In particular, places like Bleacher Report – who let anyone write articles – are particularly susceptible, as in today’s example (in the interest of full disclosure: I’ve done work for SBNation, a network that in some ways competes with Bleacher Report).

Let’s do a quick compare and contrast between two articles today: one written by Yahoo’s Greg Wyshynski, and one written by David Carter of Bleacher Report. We’ll start with paragraph four of Carter’s piece and paragraph two of Wyshynski’s column.
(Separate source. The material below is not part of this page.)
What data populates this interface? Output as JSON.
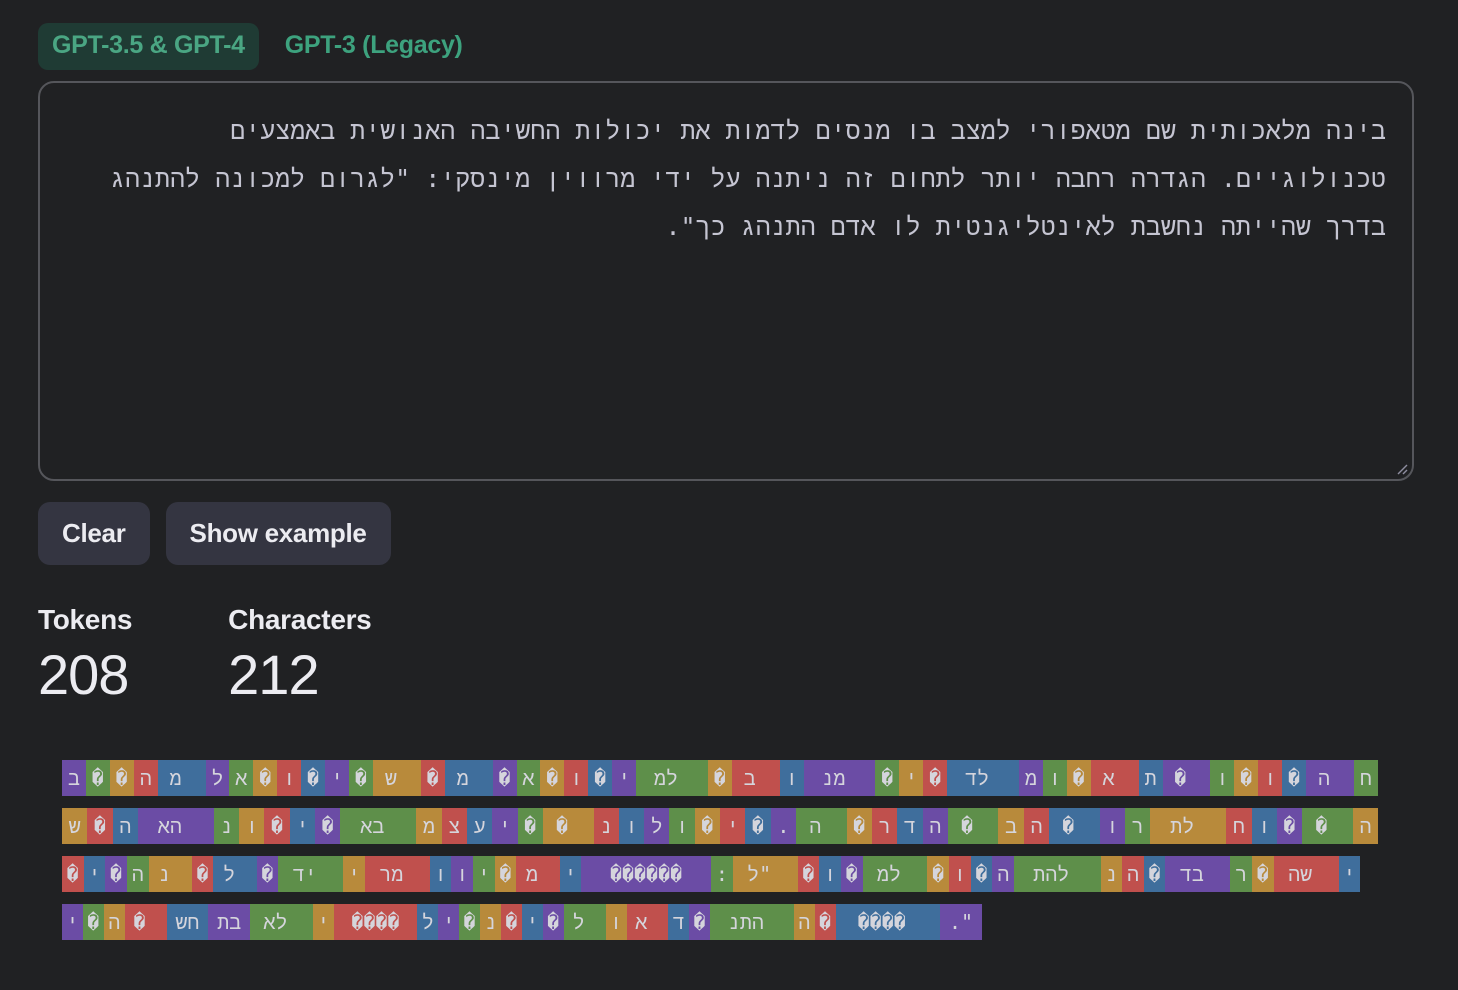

  • First comparison: Both mention the rookie race will pick up if the Avalanche and Rangers stay in contention.
  • Second comparison: Both break down Michael Del Zotto‘s numbers.
  • Third comparison: Both talk about Tavares’ situation.
  • Fourth comparison: Both discuss Victor Hedman.
  • Fifth comparison: Both discuss other rookies making an impact.
  • Sixth comparison: Both key in on Matt Duchene and Ryan O’Reilly.
  • Seventh comparison: Both wonder if Nikita Filatov and Nicklas Bergfors will ever do much.
  • Eight comparison: Both compare Semyon Varlamov and Jonas Gustavsson to Steve Mason.
  • Ninth comparison: Both talk about how difficult it is for a defenceman (with both citing Drew Doughty) to win the Calder Trophy, and both suggest it’s easier for goaltenders.

It’s plagiarism. Certainly Greg Wyshynski recognized it. It’s just sneaky enough to slip by whatever controls they have there, and pop up on Google’s News feed, but there’s no doubting what happened here. David Carter, the article’s author, is certainly guilty of plagiarism (and stupidity, since Puck Daddy has as many readers as anyone) but I think this incident also tells most everyone exactly how much faith they should put in Bleacher Report’s offerings.

Update: The article has now been removed by Bleacher Report. The cached version can be found here (g/t MLSE).